2016 Winter Goals

At the “turn of the year” i’d even set some Winter goals: train weaknesses, harness strengths and create a training plan. Hmm.

These are all worthy goals but i suspect possibly don’t quite go far enough. True they are excellent focal points but more is needed if i’m to get back to ticking the goals i’ve missed to date.

8a is still atainable, if i can find the right one. An SPA is again achieveable, despite it being winter. A topo will take a few days at a computer. Still, more things are needed and life has certainly changed substantially since that post in the latter days of March.

2016 Autumn/Winter Goals – short term

Get strong. Get back in training. Get the psyche back! That has to be the key and is already on the cards as i continue to tick off the problems at the Indy on my little sheet. My focus at the moment has to get to a point where the List is inspirational and not demoralising and if i can’t do that, it needs redrawing – it is currently detrimental.

Getting back into coaching is a must too. Granted, three sessions a week may have represented an incessent and unsustainable surge of enthusiasm – and possibly a hint that i was more single than i’d realised – but getting back in the wall with that different head on is now just as important to me as a climber.

  • Get strong and create that training plan.
  • Coach regularly
  • Keep on top of the aggregate
  • 7c outside – most likely Nazgul’s Traverse

2016 Autumn/Winter goals – season long

That SPA Assessment needs to happen; i’m gonna have to suck it up at some point, although don’t be surprised to see this one on my to-do list at the end of next March too.

Meanwhile, the aggregate remains a strong priority for me. I have mentioned in a previous post that my final standing of fourth last year may have been akin to Leicester winning the Premier league so a reasonable aim may be to finish top-5 this time around. This should do it, as long as i’m not too upset if it doesn’t happen.

As mentioned above, leaving 8a on there isn’t beyond the realms of possibility but reigning it in from three to one is probably wise given the dip i’ve had. I’ll come back just as strong, if i truly want to, but there’s no point getting carried away and if i do tick off one, i’m not going to suddenly stop because i’ve achieved that goal.

Finally, my coaching needs to develop a little more into a structured activity if i’m to continue heading in the direction i want it to. I’ve been reading lots about coaching in other sports and this is not bad thing. Next is to consolidate my thinking, come up with some tangible points and create a coaching philosophy.
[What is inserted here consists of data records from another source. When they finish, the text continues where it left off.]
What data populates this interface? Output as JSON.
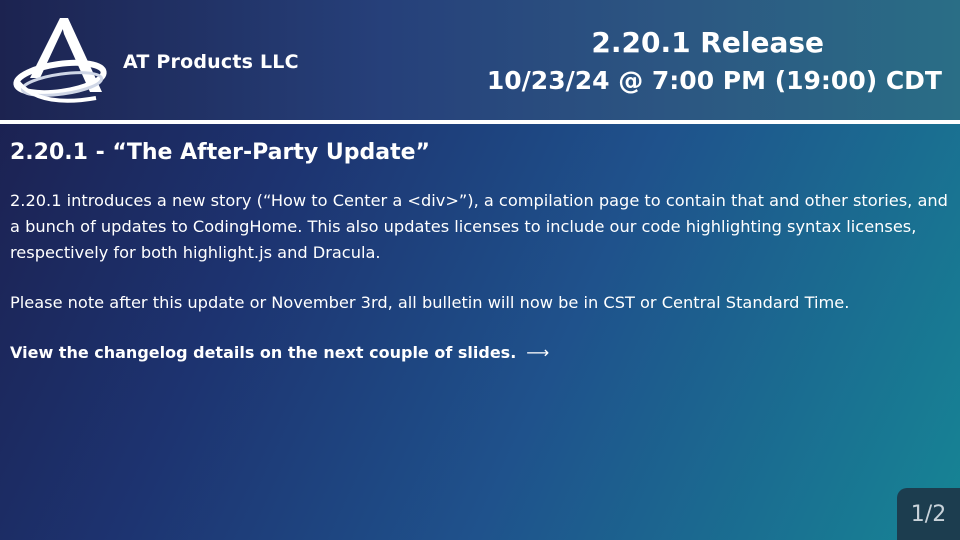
{
  "header": {
    "company_name": "AT Products LLC",
    "release_title": "2.20.1 Release",
    "release_date": "10/23/24 @ 7:00 PM (19:00) CDT"
  },
  "content": {
    "title": "2.20.1 - “The After-Party Update”",
    "paragraph_1": "2.20.1 introduces a new story (“How to Center a <div>”), a compilation page to contain that and other stories, and a bunch of updates to CodingHome. This also updates licenses to include our code highlighting syntax licenses, respectively for both highlight.js and Dracula.",
    "paragraph_2": "Please note after this update or November 3rd, all bulletin will now be in CST or Central Standard Time.",
    "cta_text": "View the changelog details on the next couple of slides.",
    "cta_arrow": "⟶"
  },
  "page_indicator": "1/2",
  "colors": {
    "background_start": "#1b1f4d",
    "background_end": "#168595",
    "header_rule": "#ffffff",
    "page_badge": "#1c3d4f"
  },
  "icons": {
    "logo": "at-products-logo"
  }
}
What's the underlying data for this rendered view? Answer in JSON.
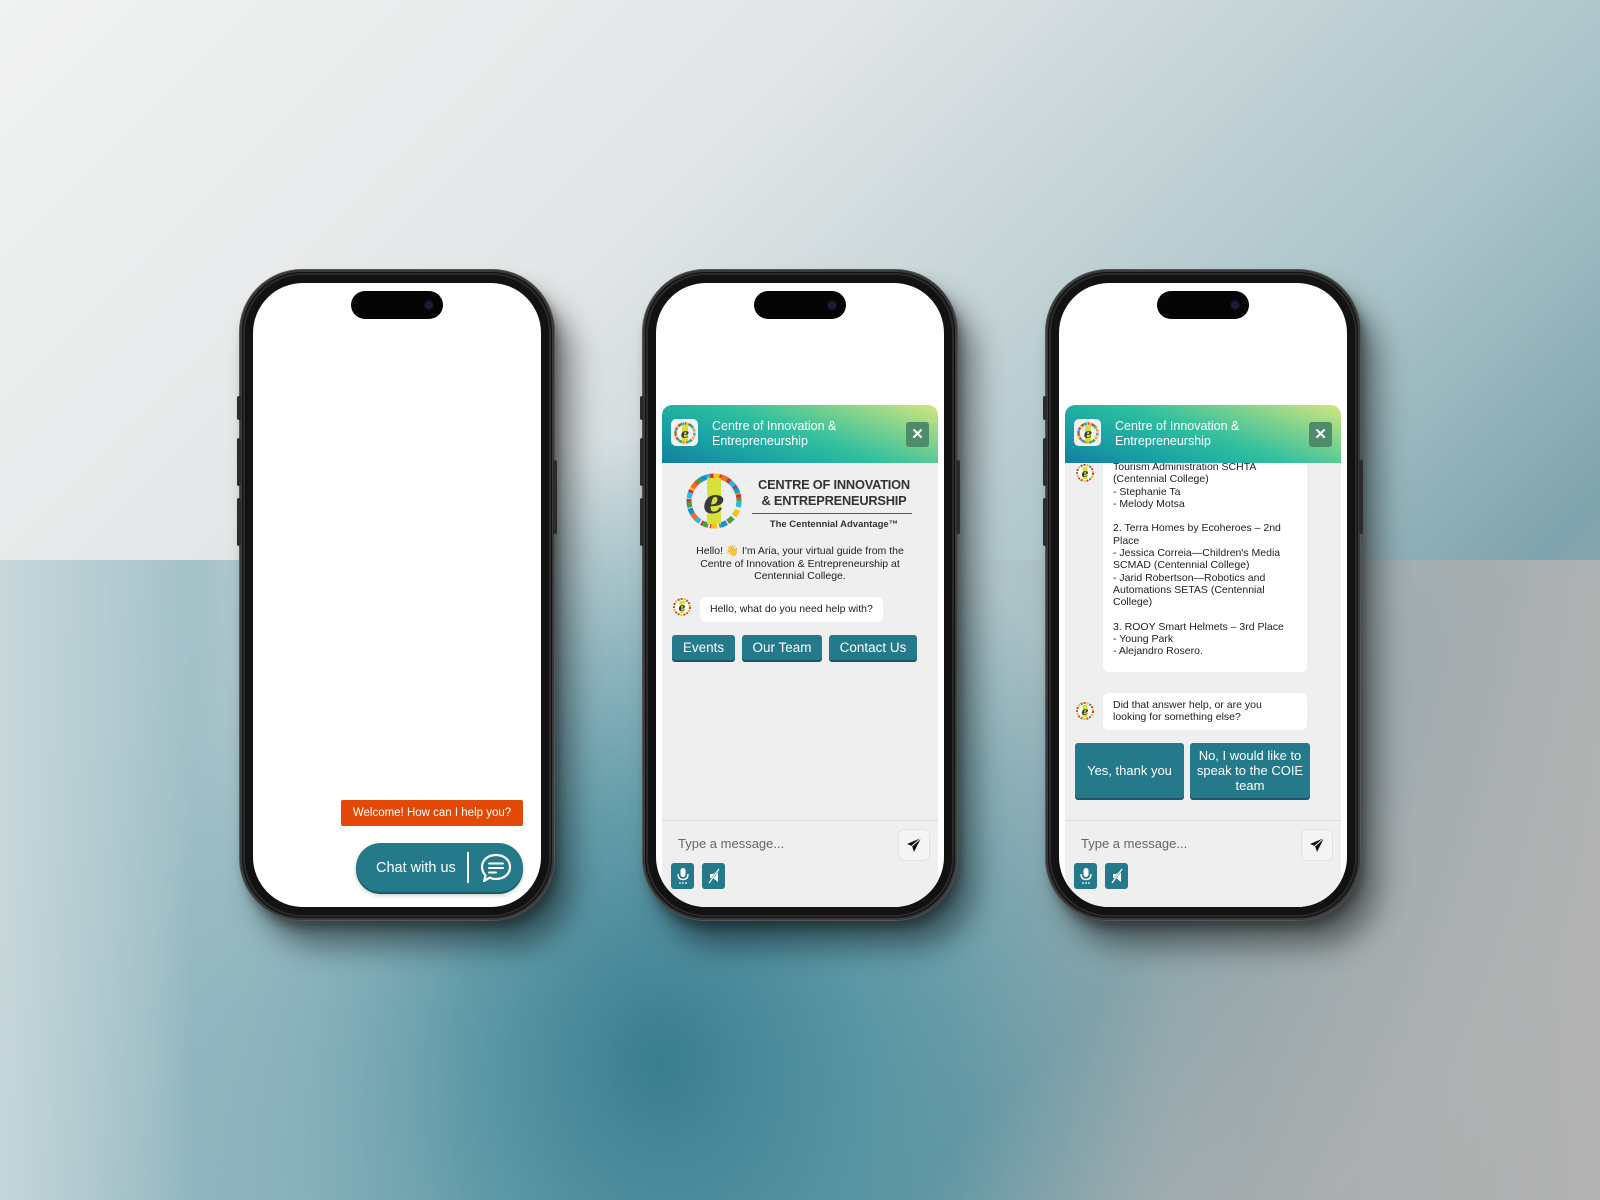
{
  "launcher_screen": {
    "welcome_banner": "Welcome! How can I help you?",
    "chat_button_label": "Chat with us",
    "chat_button_icon": "chat-bubble-icon",
    "colors": {
      "banner": "#e24906",
      "button": "#24798a"
    }
  },
  "chat_header": {
    "title": "Centre of Innovation & Entrepreneurship",
    "close_label": "✕",
    "gradient": [
      "#d4e67c",
      "#2fbf9e",
      "#137f9f"
    ]
  },
  "welcome_screen": {
    "brand_name": "CENTRE OF INNOVATION & ENTREPRENEURSHIP",
    "brand_tagline": "The Centennial Advantage™",
    "intro_text": "Hello! 👋 I'm Aria, your virtual guide from the Centre of Innovation & Entrepreneurship at Centennial College.",
    "bot_message": "Hello, what do you need help with?",
    "quick_replies": [
      "Events",
      "Our Team",
      "Contact Us"
    ]
  },
  "answer_screen": {
    "bot_answer_lines": [
      "Tourism Administration SCHTA",
      "(Centennial College)",
      "- Stephanie Ta",
      "- Melody Motsa",
      "",
      "2. Terra Homes by Ecoheroes – 2nd",
      "Place",
      "- Jessica Correia—Children's Media",
      "SCMAD (Centennial College)",
      "- Jarid Robertson—Robotics and",
      "Automations SETAS (Centennial",
      "College)",
      "",
      "3. ROOY Smart Helmets – 3rd Place",
      "- Young Park",
      "- Alejandro Rosero."
    ],
    "followup_message": "Did that answer help, or are you looking for something else?",
    "quick_replies": [
      "Yes, thank you",
      "No, I would like to speak to the COIE team"
    ]
  },
  "composer": {
    "placeholder": "Type a message...",
    "value": "",
    "send_icon": "paper-plane-icon",
    "mic_icon": "microphone-icon",
    "mute_icon": "speaker-muted-icon"
  }
}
Do this, and i’ll be setting myself up nicely for the future.

  • SPA Assessment
  • Top Five in the Indy Aggregate
  • At least one 8a climb
  • Create a coaching philosophy

Awaiting Athur’s Arrival wasn’t just a route name plucked out of the back of my mind because it sounds good. At the back end of the coming season, my first offspring will be here and everything WILL change. While this isn’t necessarily the end, or indeed a bad thing at all, it does mean this is possibly my last chance to climb and train as i’ve known it in the past. It’s important to make the most of it – and enjoy it too!

Perhaps there’s a lesson in there for all of us? Whatever you’re up to this Winter, have a great time and the Very Best of Psyche To You!

Merry Solstice!